    and rushes away to pacify all space
    and only returns immortal.
    Rabéarivelo’s unusual use of language is present in this translation of a traditional Malagasy poem, “Lamba.” An excerpt of that poem reads:
    Few trees bloom without leaves,
    Few flowers bloom without perfume
    and few fruits mature
    without pulp you have the foliage,
    you have the perfume,
    you have the pulp of the old tree
    that is my race in lamba.
    Your name rhymes well with legs
    in this long that I chose
    to protect my name of the forgetting,
    in this language which speaks to the soul
    while ours murmurs to the heart.
    Your name rhymes well with legs
    with the legs which cover
    your transparent sharpness:
    But you, you rhyme well with several other things in my thought.
    Your appearance rhymes with rocks, in Imerina.
    When there is feast and that the crowd goes on terraces:
    With the strips of peaceful egrets
    which come to arise on the forests of rushes
    as soon as the sun capsizes.
    Petri Liukkon, at Books and Writers, says of Rabéarivelo: “By replacing the reality of a colonized civilization with his own images, he created a new isolated world, full of melancholy and bitter-sweet beauty.”
    In spite of his quiet rebellion against French control, Rabéarivelo’s lifelong dream was to live and write in France.

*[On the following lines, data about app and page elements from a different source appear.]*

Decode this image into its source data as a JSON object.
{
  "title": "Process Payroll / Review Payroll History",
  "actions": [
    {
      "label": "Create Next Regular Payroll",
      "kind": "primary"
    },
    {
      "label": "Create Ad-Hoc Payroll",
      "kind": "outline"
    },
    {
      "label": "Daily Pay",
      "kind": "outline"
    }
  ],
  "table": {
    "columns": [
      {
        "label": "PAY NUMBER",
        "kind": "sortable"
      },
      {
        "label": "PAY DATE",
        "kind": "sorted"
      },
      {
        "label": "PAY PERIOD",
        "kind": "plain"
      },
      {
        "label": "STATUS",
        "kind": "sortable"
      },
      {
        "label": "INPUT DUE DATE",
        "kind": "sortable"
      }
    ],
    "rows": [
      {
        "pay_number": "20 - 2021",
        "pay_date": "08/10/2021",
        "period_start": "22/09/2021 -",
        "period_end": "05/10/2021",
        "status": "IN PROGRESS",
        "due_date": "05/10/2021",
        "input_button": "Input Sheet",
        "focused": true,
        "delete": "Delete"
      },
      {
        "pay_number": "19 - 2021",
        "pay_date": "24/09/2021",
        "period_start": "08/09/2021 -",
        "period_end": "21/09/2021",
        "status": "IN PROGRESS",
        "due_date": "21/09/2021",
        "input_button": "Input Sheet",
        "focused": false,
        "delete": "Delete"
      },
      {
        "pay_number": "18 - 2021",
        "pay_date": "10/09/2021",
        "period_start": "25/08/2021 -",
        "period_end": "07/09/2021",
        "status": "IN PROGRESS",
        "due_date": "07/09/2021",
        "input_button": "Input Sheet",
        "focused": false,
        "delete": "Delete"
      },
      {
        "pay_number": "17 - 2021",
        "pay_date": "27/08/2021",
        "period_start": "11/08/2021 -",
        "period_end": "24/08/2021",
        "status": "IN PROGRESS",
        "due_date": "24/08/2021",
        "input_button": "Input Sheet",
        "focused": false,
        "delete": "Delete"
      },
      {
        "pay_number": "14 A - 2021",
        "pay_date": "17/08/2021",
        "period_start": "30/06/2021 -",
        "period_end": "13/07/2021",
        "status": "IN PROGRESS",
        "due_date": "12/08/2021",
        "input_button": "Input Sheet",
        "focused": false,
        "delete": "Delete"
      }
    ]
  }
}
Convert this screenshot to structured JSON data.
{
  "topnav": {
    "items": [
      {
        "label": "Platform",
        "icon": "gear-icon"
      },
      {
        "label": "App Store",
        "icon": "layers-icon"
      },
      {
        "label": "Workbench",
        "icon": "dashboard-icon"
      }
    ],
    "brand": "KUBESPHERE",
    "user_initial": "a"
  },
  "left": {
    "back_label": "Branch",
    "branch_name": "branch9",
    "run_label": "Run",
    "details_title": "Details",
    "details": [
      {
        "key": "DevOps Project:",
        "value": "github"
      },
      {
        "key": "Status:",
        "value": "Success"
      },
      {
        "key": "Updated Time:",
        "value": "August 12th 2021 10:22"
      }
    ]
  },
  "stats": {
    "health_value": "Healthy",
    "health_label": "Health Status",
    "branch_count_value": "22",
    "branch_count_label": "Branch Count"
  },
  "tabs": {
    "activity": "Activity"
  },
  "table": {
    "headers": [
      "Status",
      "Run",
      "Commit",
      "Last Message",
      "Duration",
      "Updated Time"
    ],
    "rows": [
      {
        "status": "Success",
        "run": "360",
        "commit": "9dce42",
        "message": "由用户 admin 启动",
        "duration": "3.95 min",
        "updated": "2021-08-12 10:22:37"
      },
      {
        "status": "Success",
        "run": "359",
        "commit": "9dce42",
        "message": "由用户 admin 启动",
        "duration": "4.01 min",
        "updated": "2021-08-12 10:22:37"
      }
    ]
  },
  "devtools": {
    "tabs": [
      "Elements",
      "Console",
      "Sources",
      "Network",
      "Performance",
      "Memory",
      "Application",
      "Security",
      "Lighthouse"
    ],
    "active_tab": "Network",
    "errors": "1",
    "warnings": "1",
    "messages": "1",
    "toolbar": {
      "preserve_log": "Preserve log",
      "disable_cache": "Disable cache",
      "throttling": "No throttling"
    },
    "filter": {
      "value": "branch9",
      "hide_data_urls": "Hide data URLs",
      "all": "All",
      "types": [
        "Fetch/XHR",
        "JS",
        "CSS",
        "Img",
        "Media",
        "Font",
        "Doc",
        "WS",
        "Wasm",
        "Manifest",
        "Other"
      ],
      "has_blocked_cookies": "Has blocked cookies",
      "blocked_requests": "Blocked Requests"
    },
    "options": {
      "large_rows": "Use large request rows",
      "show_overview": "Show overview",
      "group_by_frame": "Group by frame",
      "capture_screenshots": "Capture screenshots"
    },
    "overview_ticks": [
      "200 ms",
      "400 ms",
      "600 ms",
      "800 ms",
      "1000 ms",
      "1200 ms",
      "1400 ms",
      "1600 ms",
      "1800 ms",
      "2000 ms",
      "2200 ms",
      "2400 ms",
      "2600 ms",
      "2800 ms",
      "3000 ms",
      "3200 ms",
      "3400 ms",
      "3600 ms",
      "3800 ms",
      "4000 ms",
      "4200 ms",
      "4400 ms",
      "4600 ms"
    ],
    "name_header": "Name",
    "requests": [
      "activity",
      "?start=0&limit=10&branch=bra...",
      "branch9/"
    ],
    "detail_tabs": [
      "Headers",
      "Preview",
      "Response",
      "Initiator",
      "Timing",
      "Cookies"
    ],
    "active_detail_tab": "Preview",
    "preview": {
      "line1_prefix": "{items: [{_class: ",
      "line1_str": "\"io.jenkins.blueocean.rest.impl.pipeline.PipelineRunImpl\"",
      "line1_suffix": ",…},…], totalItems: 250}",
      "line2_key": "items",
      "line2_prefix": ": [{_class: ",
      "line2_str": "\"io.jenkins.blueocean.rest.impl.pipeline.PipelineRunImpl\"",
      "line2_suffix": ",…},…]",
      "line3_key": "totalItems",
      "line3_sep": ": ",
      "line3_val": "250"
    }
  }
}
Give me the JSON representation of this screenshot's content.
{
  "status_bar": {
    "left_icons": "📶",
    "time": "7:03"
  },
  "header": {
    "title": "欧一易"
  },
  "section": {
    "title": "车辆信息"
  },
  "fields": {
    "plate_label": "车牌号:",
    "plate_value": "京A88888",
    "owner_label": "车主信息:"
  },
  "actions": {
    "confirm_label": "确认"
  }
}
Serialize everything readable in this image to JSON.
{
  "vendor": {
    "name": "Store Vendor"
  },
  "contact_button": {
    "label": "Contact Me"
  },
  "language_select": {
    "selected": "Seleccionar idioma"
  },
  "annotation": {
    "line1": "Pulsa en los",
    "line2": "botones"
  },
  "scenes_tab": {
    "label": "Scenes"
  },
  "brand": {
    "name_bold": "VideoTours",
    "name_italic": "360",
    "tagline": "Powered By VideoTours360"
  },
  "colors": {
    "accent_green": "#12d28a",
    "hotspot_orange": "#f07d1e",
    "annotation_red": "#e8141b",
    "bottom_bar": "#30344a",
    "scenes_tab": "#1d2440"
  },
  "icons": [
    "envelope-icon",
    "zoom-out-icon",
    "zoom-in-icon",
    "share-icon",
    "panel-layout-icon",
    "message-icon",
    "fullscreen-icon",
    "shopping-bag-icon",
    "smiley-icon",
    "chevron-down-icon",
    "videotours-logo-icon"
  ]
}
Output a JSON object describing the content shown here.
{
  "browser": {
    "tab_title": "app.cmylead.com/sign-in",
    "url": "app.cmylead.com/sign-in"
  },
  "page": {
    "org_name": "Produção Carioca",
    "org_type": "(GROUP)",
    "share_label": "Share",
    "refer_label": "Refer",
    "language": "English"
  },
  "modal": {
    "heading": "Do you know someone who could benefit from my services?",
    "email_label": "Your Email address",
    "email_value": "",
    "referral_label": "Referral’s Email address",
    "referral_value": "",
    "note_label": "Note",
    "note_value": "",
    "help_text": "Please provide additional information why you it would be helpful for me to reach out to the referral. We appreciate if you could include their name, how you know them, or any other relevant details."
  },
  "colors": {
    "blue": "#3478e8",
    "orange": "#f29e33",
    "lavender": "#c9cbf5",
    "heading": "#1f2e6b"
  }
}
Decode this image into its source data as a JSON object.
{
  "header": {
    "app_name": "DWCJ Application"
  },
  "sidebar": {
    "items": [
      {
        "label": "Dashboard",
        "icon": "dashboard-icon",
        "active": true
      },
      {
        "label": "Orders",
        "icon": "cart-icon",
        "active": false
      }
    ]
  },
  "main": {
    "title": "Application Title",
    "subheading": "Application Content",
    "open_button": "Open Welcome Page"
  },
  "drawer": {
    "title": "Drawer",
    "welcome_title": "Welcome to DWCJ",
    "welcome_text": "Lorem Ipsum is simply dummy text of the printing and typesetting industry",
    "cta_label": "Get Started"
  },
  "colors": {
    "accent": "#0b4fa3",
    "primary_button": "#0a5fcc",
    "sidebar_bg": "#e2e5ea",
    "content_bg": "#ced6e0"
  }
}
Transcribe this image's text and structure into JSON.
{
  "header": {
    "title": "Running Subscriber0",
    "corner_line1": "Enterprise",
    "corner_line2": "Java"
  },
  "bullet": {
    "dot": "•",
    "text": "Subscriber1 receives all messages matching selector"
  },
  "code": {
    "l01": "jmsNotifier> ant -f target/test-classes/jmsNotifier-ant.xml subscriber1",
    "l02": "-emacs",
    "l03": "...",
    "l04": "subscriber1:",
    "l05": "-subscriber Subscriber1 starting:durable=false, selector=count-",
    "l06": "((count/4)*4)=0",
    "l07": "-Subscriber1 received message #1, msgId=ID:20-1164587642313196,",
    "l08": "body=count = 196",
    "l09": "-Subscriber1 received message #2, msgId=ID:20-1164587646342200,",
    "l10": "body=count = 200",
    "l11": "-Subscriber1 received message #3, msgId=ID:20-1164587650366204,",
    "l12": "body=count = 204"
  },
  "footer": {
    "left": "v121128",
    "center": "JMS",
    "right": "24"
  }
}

An opportunity arose for him to represent the colony through a special French program, but it was denied when a group of basket-weavers were selected instead. Grief-stricken by the death of his daughter and feeling that he lost his last only chance to realize his ambitions, Rabéarivelo committed suicide by poisoning at the age of 37. Some reports claim that he recorded his dying moments in his journal.
    Unfortunately it was very challenging to find a wide selection of Rabéarivelo’s work online. But don’t despair! Rabearivelo’s book Translated From The Night is available through the publisher Lascaux Editions, with English translations by Robert Zillar.
    Note: Translations of “You There” and “Three Birds” by Kelli Boyles.
    kristen mchenryKristen McHenry works on poetry by night and health outreach by day. She created and facilitates the Poet’s Cafe, a weekly poetry workshop for homeless teens. She shares poetry and her thoughts on writing at The Good Typist.